Please print the data that follows, keeping every line exact.

______________________________

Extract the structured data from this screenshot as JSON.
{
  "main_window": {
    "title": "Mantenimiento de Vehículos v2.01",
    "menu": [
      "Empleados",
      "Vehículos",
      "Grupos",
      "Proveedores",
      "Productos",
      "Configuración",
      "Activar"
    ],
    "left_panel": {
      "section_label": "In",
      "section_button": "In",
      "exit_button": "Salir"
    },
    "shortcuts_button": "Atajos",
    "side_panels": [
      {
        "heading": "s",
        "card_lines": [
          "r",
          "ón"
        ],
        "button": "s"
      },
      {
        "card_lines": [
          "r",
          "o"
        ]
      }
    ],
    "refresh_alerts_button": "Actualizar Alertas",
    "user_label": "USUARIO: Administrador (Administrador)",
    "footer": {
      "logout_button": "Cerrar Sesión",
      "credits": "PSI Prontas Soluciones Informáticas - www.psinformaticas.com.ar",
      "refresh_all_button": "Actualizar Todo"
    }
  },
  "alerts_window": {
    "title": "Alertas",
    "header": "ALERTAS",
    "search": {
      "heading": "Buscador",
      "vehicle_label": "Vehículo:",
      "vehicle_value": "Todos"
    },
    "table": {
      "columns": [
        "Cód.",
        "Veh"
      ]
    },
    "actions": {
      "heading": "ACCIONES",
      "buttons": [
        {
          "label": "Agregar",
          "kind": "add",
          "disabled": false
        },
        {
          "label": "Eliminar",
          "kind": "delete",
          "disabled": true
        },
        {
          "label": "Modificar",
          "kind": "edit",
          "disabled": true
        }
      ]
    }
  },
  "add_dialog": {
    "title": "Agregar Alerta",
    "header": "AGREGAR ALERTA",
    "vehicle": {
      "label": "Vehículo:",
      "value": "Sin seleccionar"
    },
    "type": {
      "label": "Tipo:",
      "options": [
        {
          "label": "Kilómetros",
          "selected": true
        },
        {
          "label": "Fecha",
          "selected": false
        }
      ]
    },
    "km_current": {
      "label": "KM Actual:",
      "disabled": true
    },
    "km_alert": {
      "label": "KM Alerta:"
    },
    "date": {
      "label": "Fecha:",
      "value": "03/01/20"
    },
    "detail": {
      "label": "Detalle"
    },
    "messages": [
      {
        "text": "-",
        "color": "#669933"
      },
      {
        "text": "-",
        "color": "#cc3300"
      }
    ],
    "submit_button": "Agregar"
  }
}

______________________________

◆ Answer to the problem
Extract the structured data from this screenshot as JSON.
{
  "main_window": {
    "title": "Mantenimiento de Vehículos v2.01",
    "menu": [
      "Empleados",
      "Vehículos",
      "Grupos",
      "Proveedores",
      "Productos",
      "Configuración",
      "Activar"
    ],
    "left_panel": {
      "section_label": "In",
      "section_button": "In",
      "exit_button": "Salir"
    },
    "shortcuts_button": "Atajos",
    "side_panels": [
      {
        "heading": "s",
        "card_lines": [
          "r",
          "ón"
        ],
        "button": "s"
      },
      {
        "card_lines": [
          "r",
          "o"
        ]
      }
    ],
    "refresh_alerts_button": "Actualizar Alertas",
    "user_label": "USUARIO: Administrador (Administrador)",
    "footer": {
      "logout_button": "Cerrar Sesión",
      "credits": "PSI Prontas Soluciones Informáticas - www.psinformaticas.com.ar",
      "refresh_all_button": "Actualizar Todo"
    }
  },
  "alerts_window": {
    "title": "Alertas",
    "header": "ALERTAS",
    "search": {
      "heading": "Buscador",
      "vehicle_label": "Vehículo:",
      "vehicle_value": "Todos"
    },
    "table": {
      "columns": [
        "Cód.",
        "Veh"
      ]
    },
    "actions": {
      "heading": "ACCIONES",
      "buttons": [
        {
          "label": "Agregar",
          "kind": "add",
          "disabled": false
        },
        {
          "label": "Eliminar",
          "kind": "delete",
          "disabled": true
        },
        {
          "label": "Modificar",
          "kind": "edit",
          "disabled": true
        }
      ]
    }
  },
  "add_dialog": {
    "title": "Agregar Alerta",
    "header": "AGREGAR ALERTA",
    "vehicle": {
      "label": "Vehículo:",
      "value": "Sin seleccionar"
    },
    "type": {
      "label": "Tipo:",
      "options": [
        {
          "label": "Kilómetros",
          "selected": true
        },
        {
          "label": "Fecha",
          "selected": false
        }
      ]
    },
    "km_current": {
      "label": "KM Actual:",
      "disabled": true
    },
    "km_alert": {
      "label": "KM Alerta:"
    },
    "date": {
      "label": "Fecha:",
      "value": "03/01/20"
    },
    "detail": {
      "label": "Detalle"
    },
    "messages": [
      {
        "text": "-",
        "color": "#669933"
      },
      {
        "text": "-",
        "color": "#cc3300"
      }
    ],
    "submit_button": "Agregar"
  }
}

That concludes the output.